It felt as if our daughter deserted us, shelving us with her dolls and scratch-n-sniff sticker collection.
What were we supposed to do?
Closing The Gap
Our first instinct was to hover and question her. This created some very awkward family moments. After each question we asked, her instinct was to withdraw even more. This reaction only fueled our desire to ask more questions. Soon, we found ourselves in a vicious cycle.
Frustrations were peaking at an all time high when a friend mentioned that we should try using Social Media to stay in touch. Our wise friend made it sound like technology could be the perfect go-between in our relationship.
A relationship that we were losing.
With an estimated 94% of American teens having a Facebook page this made a lot of sense.
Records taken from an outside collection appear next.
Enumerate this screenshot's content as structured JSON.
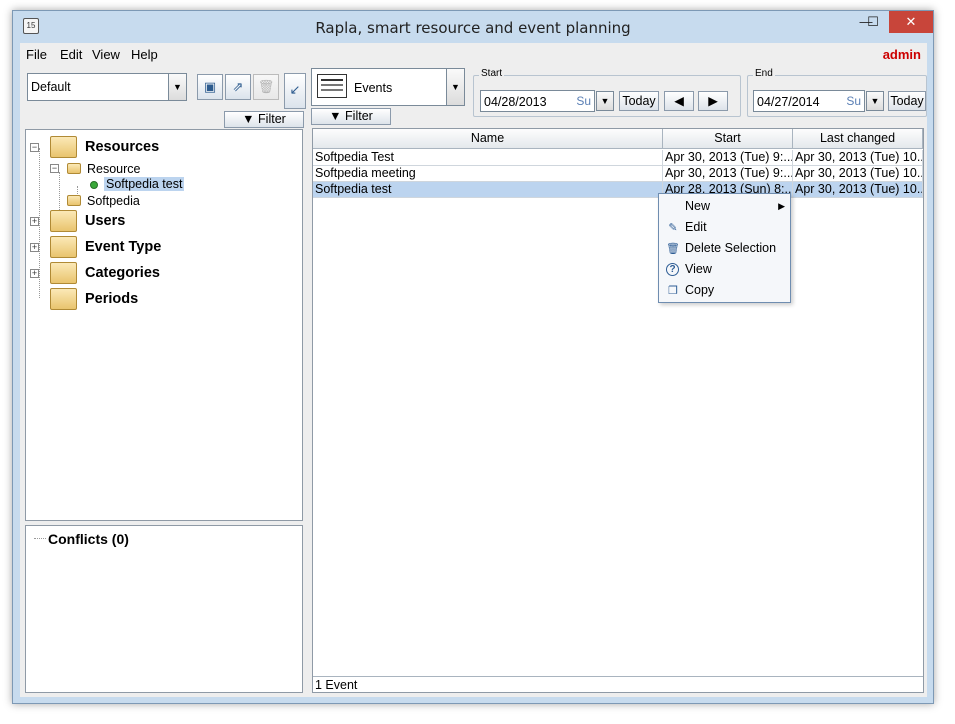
{
  "window": {
    "title": "Rapla, smart resource and event planning",
    "app_icon_text": "15",
    "minimize_glyph": "—",
    "maximize_glyph": "☐",
    "close_glyph": "✕"
  },
  "menubar": {
    "items": [
      "File",
      "Edit",
      "View",
      "Help"
    ],
    "user": "admin"
  },
  "left": {
    "perspective": "Default",
    "save_icon": "floppy-icon",
    "export_icon": "export-icon",
    "delete_icon": "trash-icon",
    "filter_label": "Filter",
    "tree": {
      "resources": "Resources",
      "resource_type": "Resource",
      "resource_item": "Softpedia test",
      "softpedia": "Softpedia",
      "users": "Users",
      "event_type": "Event Type",
      "categories": "Categories",
      "periods": "Periods"
    },
    "conflicts": "Conflicts (0)"
  },
  "right": {
    "view_label": "Events",
    "filter_label": "Filter",
    "start": {
      "label": "Start",
      "date": "04/28/2013",
      "day": "Su",
      "today": "Today"
    },
    "end": {
      "label": "End",
      "date": "04/27/2014",
      "day": "Su",
      "today": "Today"
    },
    "table": {
      "columns": [
        "Name",
        "Start",
        "Last changed"
      ],
      "rows": [
        {
          "name": "Softpedia Test",
          "start": "Apr 30, 2013 (Tue) 9:...",
          "changed": "Apr 30, 2013 (Tue) 10..."
        },
        {
          "name": "Softpedia meeting",
          "start": "Apr 30, 2013 (Tue) 9:...",
          "changed": "Apr 30, 2013 (Tue) 10..."
        },
        {
          "name": "Softpedia test",
          "start": "Apr 28, 2013 (Sun) 8:...",
          "changed": "Apr 30, 2013 (Tue) 10..."
        }
      ]
    },
    "status": "1 Event"
  },
  "context_menu": {
    "items": [
      {
        "label": "New",
        "icon": "",
        "submenu": true
      },
      {
        "label": "Edit",
        "icon": "edit-icon"
      },
      {
        "label": "Delete Selection",
        "icon": "trash-icon"
      },
      {
        "label": "View",
        "icon": "help-icon"
      },
      {
        "label": "Copy",
        "icon": "copy-icon"
      }
    ]
  }
}
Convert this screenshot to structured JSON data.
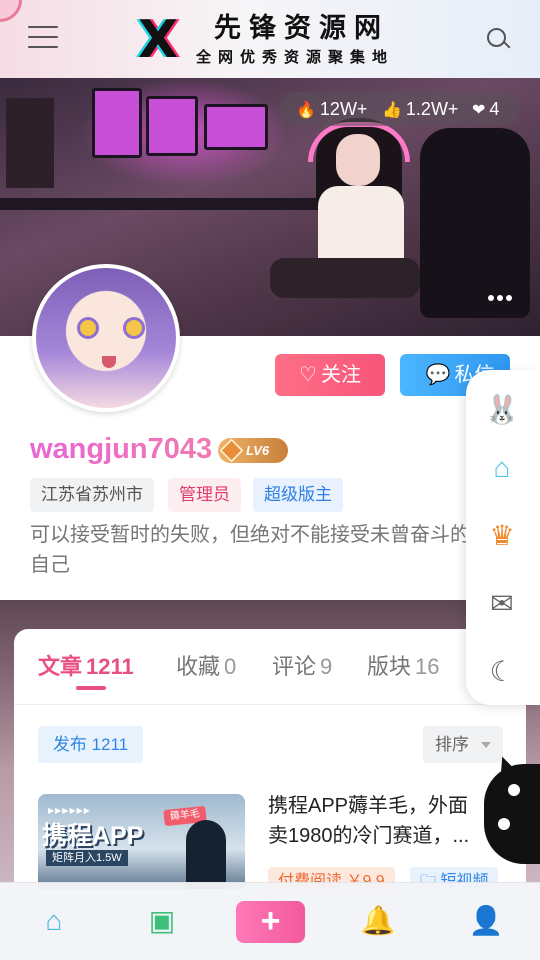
{
  "header": {
    "logo_letter": "X",
    "logo_title": "先锋资源网",
    "logo_subtitle": "全网优秀资源聚集地",
    "menu_icon": "hamburger-menu-icon",
    "search_icon": "search-icon"
  },
  "banner": {
    "stats": [
      {
        "icon": "fire-icon",
        "value": "12W+"
      },
      {
        "icon": "thumbs-up-icon",
        "value": "1.2W+"
      },
      {
        "icon": "heart-icon",
        "value": "4"
      }
    ],
    "more_icon": "more-dots-icon"
  },
  "profile": {
    "username": "wangjun7043",
    "level": "LV6",
    "follow_label": "关注",
    "message_label": "私信",
    "tags": [
      "江苏省苏州市",
      "管理员",
      "超级版主"
    ],
    "bio": "可以接受暂时的失败，但绝对不能接受未曾奋斗的自己"
  },
  "tabs": [
    {
      "label": "文章",
      "count": "1211"
    },
    {
      "label": "收藏",
      "count": "0"
    },
    {
      "label": "评论",
      "count": "9"
    },
    {
      "label": "版块",
      "count": "16"
    }
  ],
  "toolbar": {
    "publish_label": "发布 1211",
    "sort_label": "排序"
  },
  "post": {
    "thumb_title": "携程APP",
    "thumb_subtitle": "矩阵月入1.5W",
    "thumb_badge": "薅羊毛",
    "title_line1": "携程APP薅羊毛，外面",
    "title_line2": "卖1980的冷门赛道，...",
    "tag1": "付费阅读 ￥9.9",
    "tag2": "短视频"
  },
  "side_menu": [
    "gift-heart-icon",
    "home-icon",
    "crown-icon",
    "wechat-icon",
    "moon-icon"
  ],
  "bottom_nav": [
    "home-icon",
    "wallet-icon",
    "add-icon",
    "bell-icon",
    "user-icon"
  ],
  "colors": {
    "accent_pink": "#e84f82",
    "username_gradient_start": "#e965d6",
    "follow_button": "#f8557a",
    "message_button": "#2f96f0"
  }
}
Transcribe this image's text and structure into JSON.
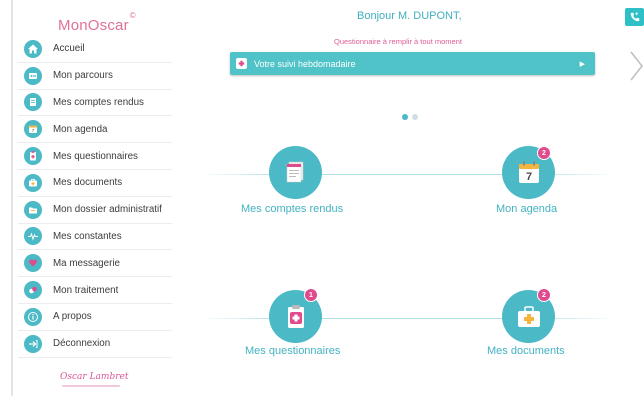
{
  "sidebar": {
    "logo": "MonOscar",
    "logo_mark": "©",
    "items": [
      {
        "label": "Accueil",
        "icon": "home-icon"
      },
      {
        "label": "Mon parcours",
        "icon": "parcours-icon"
      },
      {
        "label": "Mes comptes rendus",
        "icon": "documents-stack-icon"
      },
      {
        "label": "Mon agenda",
        "icon": "calendar-icon"
      },
      {
        "label": "Mes questionnaires",
        "icon": "clipboard-icon"
      },
      {
        "label": "Mes documents",
        "icon": "medical-case-icon"
      },
      {
        "label": "Mon dossier administratif",
        "icon": "folder-icon"
      },
      {
        "label": "Mes constantes",
        "icon": "heartbeat-icon"
      },
      {
        "label": "Ma messagerie",
        "icon": "message-icon"
      },
      {
        "label": "Mon traitement",
        "icon": "pills-icon"
      },
      {
        "label": "A propos",
        "icon": "info-icon"
      },
      {
        "label": "Déconnexion",
        "icon": "logout-icon"
      }
    ],
    "footer_brand": "Oscar Lambret"
  },
  "header": {
    "greeting": "Bonjour M. DUPONT,",
    "subtitle": "Questionnaire à remplir à tout moment"
  },
  "banner": {
    "label": "Votre suivi hebdomadaire",
    "arrow": "▶"
  },
  "carousel": {
    "pages": 2,
    "active": 1
  },
  "tiles": [
    {
      "label": "Mes comptes rendus",
      "icon": "documents-stack-icon",
      "badge": ""
    },
    {
      "label": "Mon agenda",
      "icon": "calendar-icon",
      "badge": "2",
      "calendar_day": "7"
    },
    {
      "label": "Mes questionnaires",
      "icon": "clipboard-icon",
      "badge": "1"
    },
    {
      "label": "Mes documents",
      "icon": "medical-case-icon",
      "badge": "2"
    }
  ],
  "colors": {
    "accent": "#4bb9c6",
    "banner": "#4fc3c8",
    "pink": "#df5d97",
    "badge": "#e04b8d"
  }
}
Parents can reach out and bond in a neutral territory. Teens are already utilizing these social networks which can provide countless bonding opportunities.
Friend requesting teens on Social Media isn’t a novel idea. Researchers in Great Britain surveyed a group of 2,000 parents regarding their child’s Social Media use. About 16% of the parents questioned attempted this feat of befriending children.
Not surprisingly, a third were denied.
A Parent’s Survival Guide To Adding A Teen As A Friend
Parents may seek friending teens for a variety of reasons, but teens are not always receptive to the idea of mom and dad viewing profiles and posts. Teens are actively trying to define themselves as an individual and seek these answers outside of their family circles. To make the transition easier, bonding over Social Media might be the answer for many families.
Here are 8 survival tips to make the conversion to online friend:
- Don’t go overboard. Be selective with commenting or liking every photo. It just might be too much of a good thing and get you blocked by your teen.
- Beware of fake profiles. Many teens create multiple accounts. One is clean and appropriate- the perfect beard to please parents. The other accounts are used for more risky interactions.
- Use trending topics to start a dialogue. Use Social Media to listen to your teen and learn their perspectives on life, society, and epic fails.
- Have fun. Challenge your teen to the occasional game of Trivia Crack or a round of Words With Friends.
- Avoid adding all of their friends. If a friend of your child wants to be connected, let them initiate contact.
- Think before posting embarrassing photos or stories. Ponder the possible implications a #TBT picture might have on a teen’s confidence and social circle.
- Monitor a teen’s Internet and Social Media use. Be involved and know what sites or apps a teen is using. If needed, purchase an app that allows parents to view all activity in one convenient location.
- Send messages privately. Try to avoid publicly reminding them about orthodontist appointments or dirty undies on the bedroom floor.
As parents, we obviously loved the idea of friending our daughter online. We could easily monitor her online behaviors and have access to the selfies, posts, and friends list. It was a parent’s dream come true–until we realized she had turned our request down.
You can’t blame us for trying to friend our teen on Social Media. Many parents do find success with this method.
As for our relationship, it is starting to improve and we are actively seeking ways to remain involved in her life. We have even started making her favorite waffles for breakfast during the week. We just sit and talk with her over a good dose of Maple syrup.
It’s still undecided if the high sugar content or the extra effort deserve the credit, but she has been talking nonstop about the upcoming formal dance.
Amy Williams is a journalist based in Southern California. As a mother of two, she hopes to use her experience as a parent to help other parents raise their children to be the best that they can be.